In fact, most people were surprised when I left the technology world at IBM to join Avery Dennison. But at Avery Dennison, they were looking for a finance person who would be more than just a bean counter. They wanted someone who could be a partner to a general manager with a mission to transform a business, grow it rapidly, and look for acquisition opportunities. I felt like I could run my own shop and would be given the opportunity to help transform the business. After four years on the job, however, I felt the need to become a CFO back in the technology industry.

You joined Ariba at a time when the economy was on a downward track. What made you leave a comfortable position at Avery Dennison, and join a company that could very well have been on its way out?

I had a strong desire to get back into technology, but felt locked out by the hype that surrounded the Internet and later the high-tech industry, which I personally did not believe. Through the years, I would get calls from head hunters looking to fill positions in technology, but I could see that most of those businesses would go down. When I talked to [CEO] Bob Calderoni about the possibility of joining Ariba, I felt it was an opportunity to join a company that was at the bottom–but really had the potential to go up. I was also particularly excited by the concept of spend management. It was something that really resonated with me as a person responsible for finance.
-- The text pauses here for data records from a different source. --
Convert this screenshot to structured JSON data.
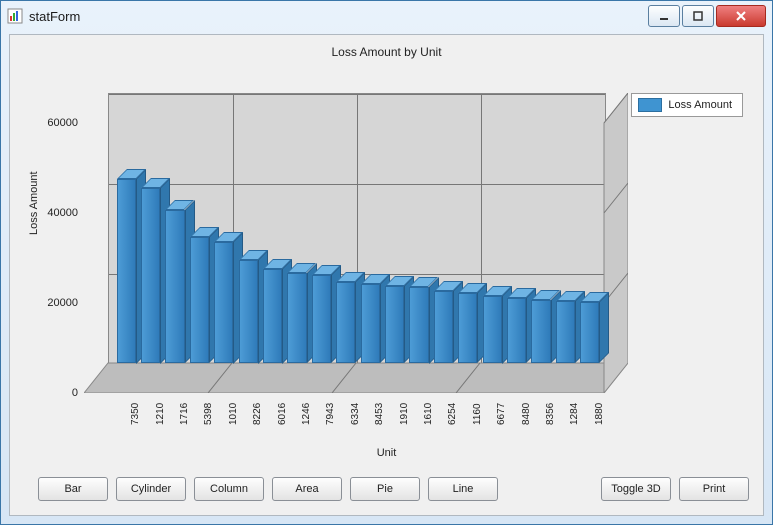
{
  "window": {
    "title": "statForm"
  },
  "chart": {
    "title": "Loss Amount by Unit",
    "xlabel": "Unit",
    "ylabel": "Loss Amount"
  },
  "legend": {
    "series1": "Loss Amount"
  },
  "buttons": {
    "bar": "Bar",
    "cylinder": "Cylinder",
    "column": "Column",
    "area": "Area",
    "pie": "Pie",
    "line": "Line",
    "toggle3d": "Toggle 3D",
    "print": "Print"
  },
  "yticks": [
    "0",
    "20000",
    "40000",
    "60000"
  ],
  "chart_data": {
    "type": "bar",
    "title": "Loss Amount by Unit",
    "xlabel": "Unit",
    "ylabel": "Loss Amount",
    "ylim": [
      0,
      60000
    ],
    "legend": [
      "Loss Amount"
    ],
    "categories": [
      "7350",
      "1210",
      "1716",
      "5398",
      "1010",
      "8226",
      "6016",
      "1246",
      "7943",
      "6334",
      "8453",
      "1910",
      "1610",
      "6254",
      "1160",
      "6677",
      "8480",
      "8356",
      "1284",
      "1880"
    ],
    "values": [
      41000,
      39000,
      34000,
      28000,
      27000,
      23000,
      21000,
      20000,
      19500,
      18000,
      17500,
      17200,
      17000,
      16000,
      15500,
      15000,
      14500,
      14000,
      13800,
      13500
    ]
  }
}
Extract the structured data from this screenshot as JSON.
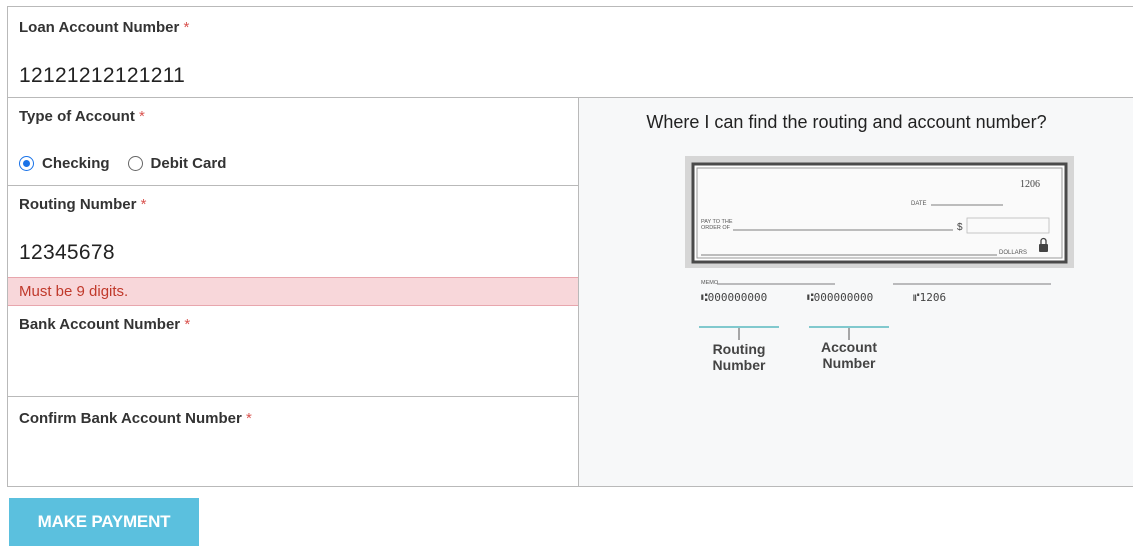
{
  "loan_account": {
    "label": "Loan Account Number",
    "required_mark": "*",
    "value": "12121212121211"
  },
  "account_type": {
    "label": "Type of Account",
    "required_mark": "*",
    "options": [
      {
        "label": "Checking",
        "selected": true
      },
      {
        "label": "Debit Card",
        "selected": false
      }
    ]
  },
  "routing_number": {
    "label": "Routing Number",
    "required_mark": "*",
    "value": "12345678",
    "error": "Must be 9 digits."
  },
  "bank_account": {
    "label": "Bank Account Number",
    "required_mark": "*",
    "value": ""
  },
  "confirm_bank_account": {
    "label": "Confirm Bank Account Number",
    "required_mark": "*",
    "value": ""
  },
  "help": {
    "title": "Where I can find the routing and account number?",
    "check": {
      "check_number": "1206",
      "date_label": "DATE",
      "pay_to_line1": "PAY TO THE",
      "pay_to_line2": "ORDER OF",
      "dollar_sign": "$",
      "dollars_label": "DOLLARS",
      "memo_label": "MEMO",
      "micr_routing": "⑆000000000",
      "micr_account": "⑆000000000",
      "micr_check": "⑈1206",
      "routing_caption_line1": "Routing",
      "routing_caption_line2": "Number",
      "account_caption_line1": "Account",
      "account_caption_line2": "Number"
    }
  },
  "submit_button": {
    "label": "MAKE PAYMENT"
  },
  "colors": {
    "accent": "#5bc0de",
    "radio": "#1a73e8",
    "error_bg": "#f8d7da",
    "error_text": "#c0392b",
    "required": "#d9534f",
    "callout": "#5ab9c0"
  }
}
Ariba has indeed undergone a rather fundamental shift in its business model, recently recasting itself as a provider of spend management technology. What does that shift entail?
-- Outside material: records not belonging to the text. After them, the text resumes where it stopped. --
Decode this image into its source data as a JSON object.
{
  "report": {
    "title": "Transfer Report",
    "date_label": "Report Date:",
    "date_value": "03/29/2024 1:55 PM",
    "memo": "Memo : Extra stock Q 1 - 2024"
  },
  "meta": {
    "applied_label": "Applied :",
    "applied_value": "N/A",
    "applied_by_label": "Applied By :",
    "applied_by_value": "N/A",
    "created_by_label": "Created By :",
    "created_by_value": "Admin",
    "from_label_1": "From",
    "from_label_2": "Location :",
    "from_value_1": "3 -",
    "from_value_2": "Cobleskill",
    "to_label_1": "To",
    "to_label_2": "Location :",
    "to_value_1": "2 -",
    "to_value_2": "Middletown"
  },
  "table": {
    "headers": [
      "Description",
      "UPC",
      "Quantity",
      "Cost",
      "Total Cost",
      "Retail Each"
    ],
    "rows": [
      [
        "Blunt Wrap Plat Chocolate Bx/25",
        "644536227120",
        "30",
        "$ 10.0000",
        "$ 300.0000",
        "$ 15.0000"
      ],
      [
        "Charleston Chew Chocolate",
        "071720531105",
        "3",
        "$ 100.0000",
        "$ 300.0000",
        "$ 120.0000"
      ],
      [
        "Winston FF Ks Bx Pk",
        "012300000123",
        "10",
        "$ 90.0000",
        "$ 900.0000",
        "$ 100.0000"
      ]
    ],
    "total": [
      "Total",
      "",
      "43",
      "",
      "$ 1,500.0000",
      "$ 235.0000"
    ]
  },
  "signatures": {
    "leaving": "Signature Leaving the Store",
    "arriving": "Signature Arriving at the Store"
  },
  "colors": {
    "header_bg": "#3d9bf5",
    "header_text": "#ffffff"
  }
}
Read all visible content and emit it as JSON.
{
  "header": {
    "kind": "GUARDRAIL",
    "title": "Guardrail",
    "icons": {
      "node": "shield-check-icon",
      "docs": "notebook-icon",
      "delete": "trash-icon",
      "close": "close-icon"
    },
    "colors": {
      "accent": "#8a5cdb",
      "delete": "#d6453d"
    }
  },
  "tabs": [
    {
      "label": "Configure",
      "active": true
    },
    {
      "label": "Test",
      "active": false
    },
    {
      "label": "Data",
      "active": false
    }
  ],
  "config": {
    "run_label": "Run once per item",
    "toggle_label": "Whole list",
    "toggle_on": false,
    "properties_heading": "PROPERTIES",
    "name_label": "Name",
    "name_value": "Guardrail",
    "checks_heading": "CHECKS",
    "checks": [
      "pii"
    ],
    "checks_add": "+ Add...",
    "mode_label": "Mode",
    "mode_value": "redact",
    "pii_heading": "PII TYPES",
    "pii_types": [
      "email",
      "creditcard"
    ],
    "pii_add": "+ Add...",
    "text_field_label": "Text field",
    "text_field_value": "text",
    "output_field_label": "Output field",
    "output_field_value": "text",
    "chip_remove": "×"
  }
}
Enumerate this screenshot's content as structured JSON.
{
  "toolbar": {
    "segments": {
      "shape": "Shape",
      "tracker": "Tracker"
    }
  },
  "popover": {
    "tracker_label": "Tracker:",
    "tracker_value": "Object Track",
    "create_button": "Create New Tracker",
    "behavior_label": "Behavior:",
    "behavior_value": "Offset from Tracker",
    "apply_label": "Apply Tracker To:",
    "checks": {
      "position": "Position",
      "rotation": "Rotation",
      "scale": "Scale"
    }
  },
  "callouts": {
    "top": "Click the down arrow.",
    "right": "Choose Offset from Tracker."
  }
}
Well, Ariba started off with electronic procurement, then during the Internet mania got into marketplaces. The company made a lot of money off that, it drove a lot of revenue, and to some extent diverted management from the original mission of helping chief procurement officers and the CFOs make money. Once the Internet bubble collapsed and sales dropped dramatically, we got back to basics. We listened carefully to what our customers wanted. I truly believe that if we execute well, spend management can be as big as customer relationship management.

As CFO, you play an important role in selling your new image and product mix to investors. Has that been challenging, particularly in an environment where people are pretty skeptical about the promises of e-business technology?

We’re having very little problem selling our concept. It really has been a budget problem more than anything else. When it came time to announce and push our spend management vision, we already had a well drawn-out map for execution. We already had live products to support the vision, as well as a large blue-chip customer list to go with it.

So it has actually been a pretty easy vision to communicate. I will say, though, that we do continue to see tight budgets, and our revenue has declined in the past year. We are by no means forecasting double-digit growth rates based on this product suite. But we are starting to see some stability and a different tone from our customers.

Revenue recognition is an extremely thorny area of accounting for finance managers at technology companies. Is revenue recognition an area of concern to you?

One of the good pieces of advice I got coming into this job was ‘Get into revenue recognition and the policies associated with it.’ Since I have come on board I have had several sessions with my internal accounting staff, as well as my external accounting partners, to get brushed up on revenue recognition as it relates to the software industry. For the software industry, revenue recognition is an entirely different animal. It is also something that gets a great degree of focus from our shareholders and the investment community.

I would say revenue recognition is the number one accounting area I spend most of my time on. I look at individual deals quite closely from a revenue recognition perspective. We also have a revenue recognition department within Ariba. It is an area we have invested a substantial amount of resources in, to make sure that we are treating these deals appropriately and are in compliance with GAAP. It is certainly a much bigger area of focus than I would have expected prior to joining Ariba.